NEW YORK (MainStreet) - Ensuring that you are paying a fair amount for your next medical procedure can be tricky.

Consumers are paying about 683% more for similar medical services at different facilities in the same city, according to the 2011 Healthcare Transparency Index Study. Spending for healthcare is taking up a large amount of consumers’ budgets even though the rise in premiums has been steady, a Kaiser Family Foundation survey found.

Before undergoing a treatment and being hit with a large bill, consumers can research doctors and hospitals and estimate their out-of-pocket health care costs.

Consumers should ask their doctor which specific services they will be receiving and if there are any additional add-on procedures that may contribute to the cost of care such as crutches, braces or wheelchairs, said Robin Gelburd, president of FAIR Health, a national not-for-profit corporation which brings transparency to healthcare costs.

“There are a number of factors that can influence the cost of a procedure among different medical facilities in a given area,” she said. “In order to avoid high medical bills, it is important for consumers to do their due diligence prior to receiving care. Even if a hospital is in the plan’s network, physicians and specialists may not be which may result in significantly higher medical bills.”

All cost comparisons do not reflect the same “bundle” of services and as a result may not be apples to apples comparisons. Once consumers find out the exact care they will be receiving, they can better estimate the cost through free online tools such as FAIR Health’s Consumer Cost Lookup.

Some insurance companies such Chicago-based Health Care Service Corporation (HCSC) allows its members to find estimates online. The software allows you to search and estimate out-of-pocket health care costs for more than 400 common medical procedures, research and compare more than 400,000 health professionals and over 21,000 facilities and read patient reviews, wait times and physician training.

Consumers who have used the tool have saved an average of $900 per procedure, according to an HCSC analysis, said Tom Meier, vice president of product development.

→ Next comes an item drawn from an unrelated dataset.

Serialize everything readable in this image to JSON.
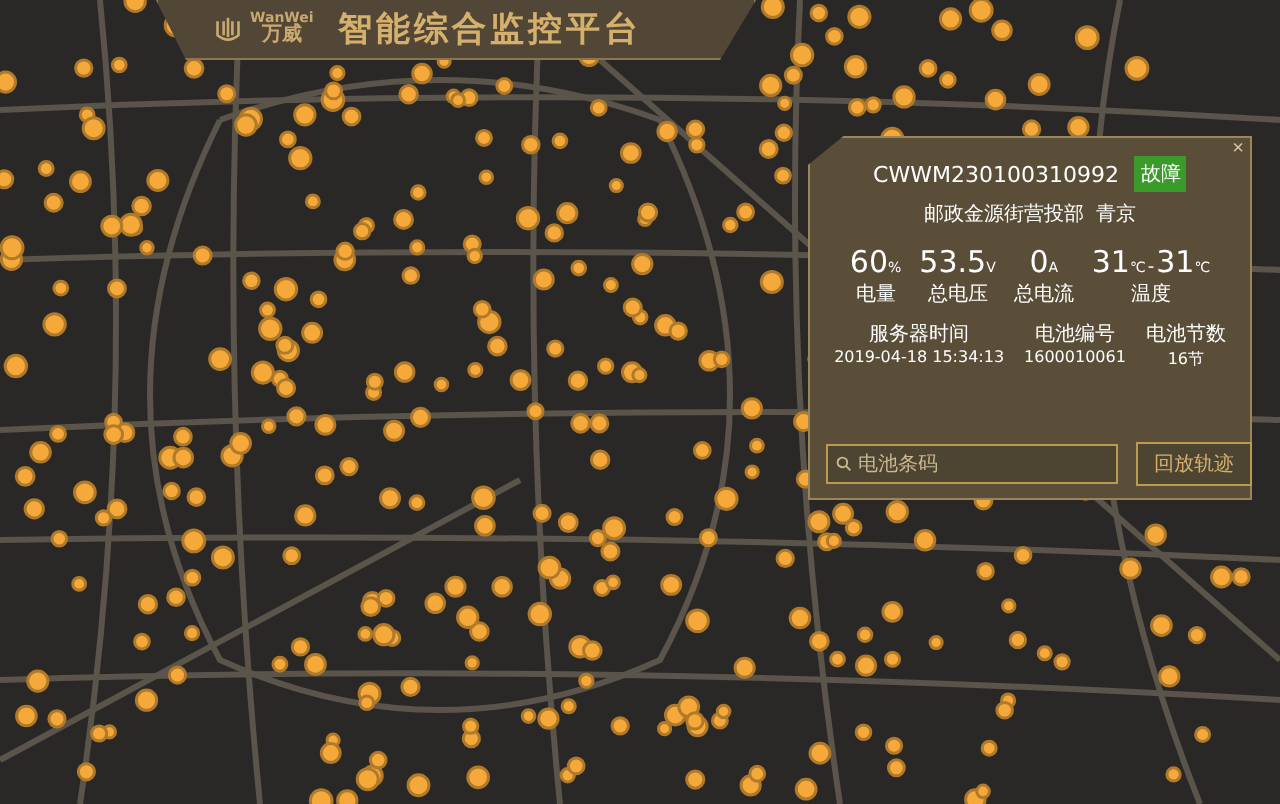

The cost for a knee replacement in the Dallas area could range from $18,801 to $47,324 in a ten-mile radius, depending on the facility, he said.

“Our goal is to optimize the value of health care for our members and the entire health system by advocating for quality care at lower costs,” said Dr. Stephen Ondra, chief medical officer for HCSC. “By providing information on clinical quality, patient outcomes and satisfaction, we empower our members to make better informed health care decisions which we believe can help drive higher quality experiences and lower out of pocket costs for the consumer.”

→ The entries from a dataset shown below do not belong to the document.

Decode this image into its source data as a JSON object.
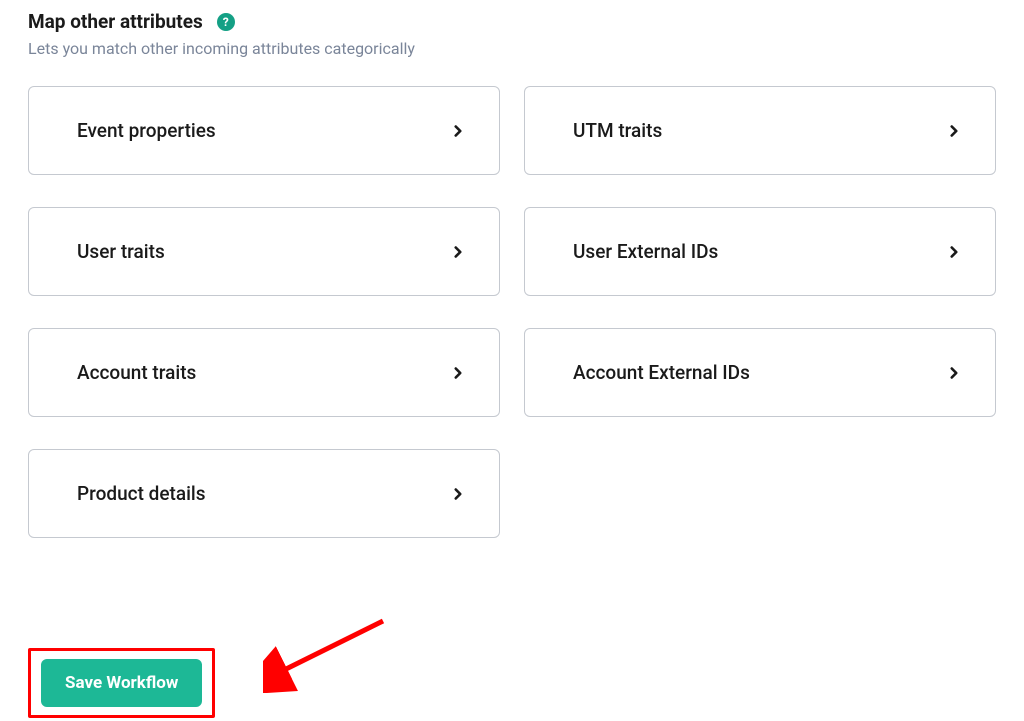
{
  "header": {
    "title": "Map other attributes",
    "help_tooltip": "?"
  },
  "subtitle": "Lets you match other incoming attributes categorically",
  "cards": [
    {
      "label": "Event properties",
      "name": "event-properties"
    },
    {
      "label": "UTM traits",
      "name": "utm-traits"
    },
    {
      "label": "User traits",
      "name": "user-traits"
    },
    {
      "label": "User External IDs",
      "name": "user-external-ids"
    },
    {
      "label": "Account traits",
      "name": "account-traits"
    },
    {
      "label": "Account External IDs",
      "name": "account-external-ids"
    },
    {
      "label": "Product details",
      "name": "product-details"
    }
  ],
  "footer": {
    "save_button": "Save Workflow"
  },
  "colors": {
    "accent": "#1db896",
    "highlight": "#ff0000"
  }
}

The software can be used by group members of Blue Cross and Blue Shield of Illinois, New Mexico, Oklahoma and Texas and will expand to allow access to all group PPO and HMO members in those states by the end of 2014. HCSC is the fourth largest health insurer with more than 14 million members in its Blue Cross and Blue Shield plans in Illinois, Montana, New Mexico, Oklahoma and Texas.

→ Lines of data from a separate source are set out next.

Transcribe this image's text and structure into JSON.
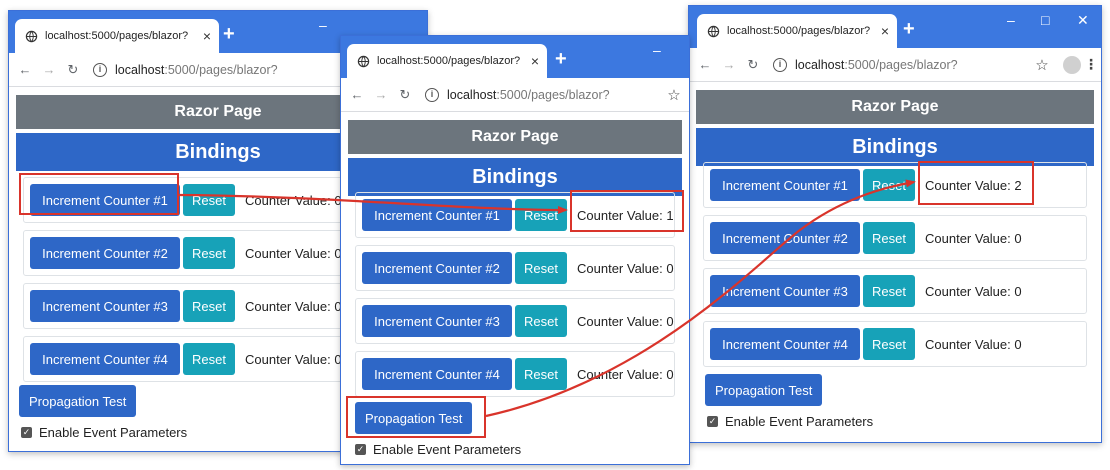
{
  "browser": {
    "tab_title": "localhost:5000/pages/blazor?",
    "tab_close": "×",
    "new_tab": "+",
    "url_host": "localhost",
    "url_path": ":5000/pages/blazor?",
    "minimize": "–",
    "maximize": "□",
    "close": "✕"
  },
  "page": {
    "razor_header": "Razor Page",
    "bindings_header": "Bindings",
    "reset_label": "Reset",
    "propagation_label": "Propagation Test",
    "enable_event_label": "Enable Event Parameters",
    "increment_labels": [
      "Increment Counter #1",
      "Increment Counter #2",
      "Increment Counter #3",
      "Increment Counter #4"
    ]
  },
  "windows": [
    {
      "counter_values": [
        "Counter Value: 0",
        "Counter Value: 0",
        "Counter Value: 0",
        "Counter Value: 0"
      ]
    },
    {
      "counter_values": [
        "Counter Value: 1",
        "Counter Value: 0",
        "Counter Value: 0",
        "Counter Value: 0"
      ]
    },
    {
      "counter_values": [
        "Counter Value: 2",
        "Counter Value: 0",
        "Counter Value: 0",
        "Counter Value: 0"
      ]
    }
  ],
  "colors": {
    "tab_strip": "#3c78e0",
    "primary": "#2e67c7",
    "info": "#17a2b8",
    "secondary": "#6c757d",
    "annotation": "#d9342b"
  }
}
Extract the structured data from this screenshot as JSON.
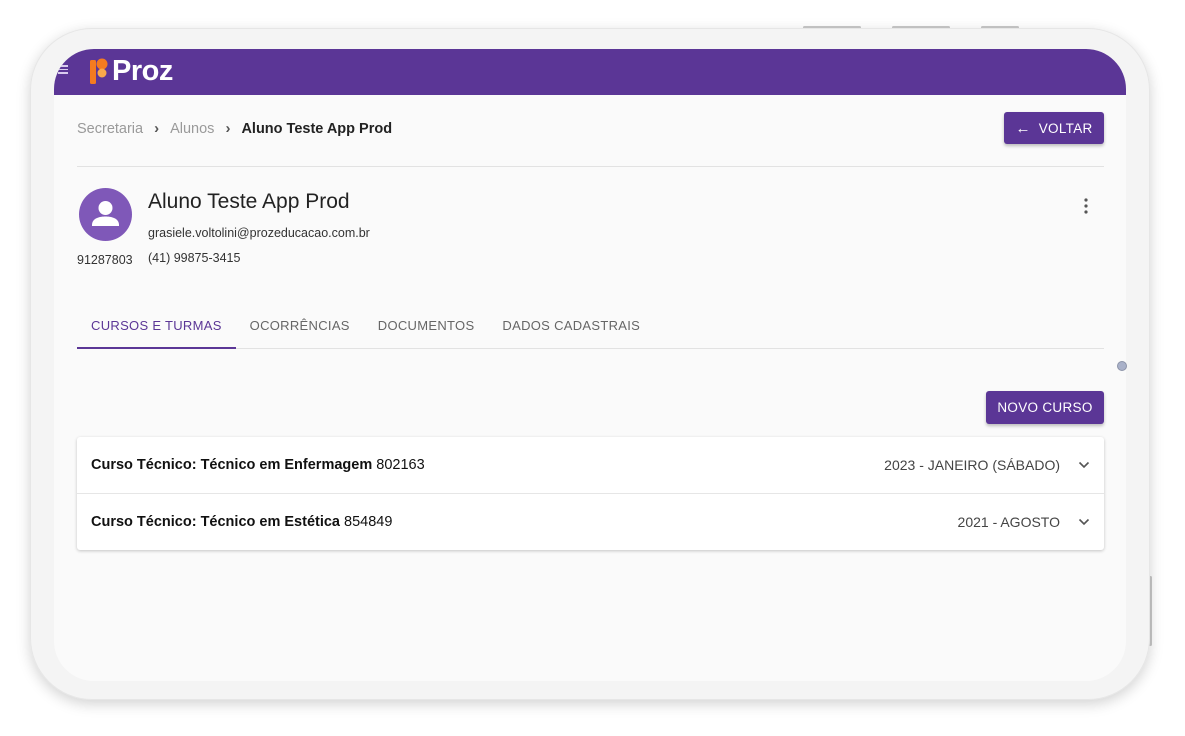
{
  "app": {
    "logo_text": "Proz",
    "brand_color": "#5b3696"
  },
  "breadcrumb": {
    "items": [
      "Secretaria",
      "Alunos"
    ],
    "current": "Aluno Teste App Prod"
  },
  "header": {
    "back_label": "VOLTAR"
  },
  "student": {
    "name": "Aluno Teste App Prod",
    "email": "grasiele.voltolini@prozeducacao.com.br",
    "id": "91287803",
    "phone": "(41) 99875-3415"
  },
  "tabs": [
    {
      "label": "CURSOS E TURMAS",
      "active": true
    },
    {
      "label": "OCORRÊNCIAS",
      "active": false
    },
    {
      "label": "DOCUMENTOS",
      "active": false
    },
    {
      "label": "DADOS CADASTRAIS",
      "active": false
    }
  ],
  "actions": {
    "new_course_label": "NOVO CURSO"
  },
  "courses": [
    {
      "title": "Curso Técnico: Técnico em Enfermagem",
      "code": "802163",
      "period": "2023 - JANEIRO (SÁBADO)"
    },
    {
      "title": "Curso Técnico: Técnico em Estética",
      "code": "854849",
      "period": "2021 - AGOSTO"
    }
  ],
  "icons": [
    "menu-icon",
    "proz-logo-icon",
    "chevron-right-icon",
    "arrow-left-icon",
    "person-icon",
    "more-vert-icon",
    "chevron-down-icon"
  ]
}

The true cost of a health insurance plan is about more than just monthly premiums and consumers must examine the co-payments, deductibles and co-insurance and to know when these may apply and when they don’t, said Carrie McLean, director of customer care at eHealth.com, an online health insurance exchange based in Mountain View, Calif.

“Even if your plan has an annual deductible, for example, you may not have to pay toward the deductible for all medical services,” she said.

When it comes to controlling costs, consumers also need to understand how provider networks function, McLean said. Most health plans limit you to seeing doctors and hospitals within a specific network, at least if you want to receive coverage at the highest level.

“Getting medical care out of network can cost a lot more – in fact, in some cases you may have no coverage at all out of network,” she said. “When considering any plan, you need to make sure that your preferred doctors and hospitals are within its provider network or at least that you won’t have to drive an hour to find someone in network.”

Even with preparation, unexpected costs can occur. If this happens, consumers should not be afraid to negotiate with the facility or physician, said Gelburd.

Consumers who can show lower costs from neighboring facilities for the same procedure and services might be able to convince the providers to accept a lower rate, she said. The facility or provider may also agree to an installment plan that better meets the needs of the consumer.

Comparing co-pays for doctor visits or treatments or prescription drugs can also cut costs for consumers, said Hector De La Torre, executive director for Transamerica Center for Health Studies, a national non-profit.

“Once you have these comparisons, you can make a realistic choice that keeps your costs down while maintaining access to the health care you need,” he said.

--Written by Ellen Chang for MainStreet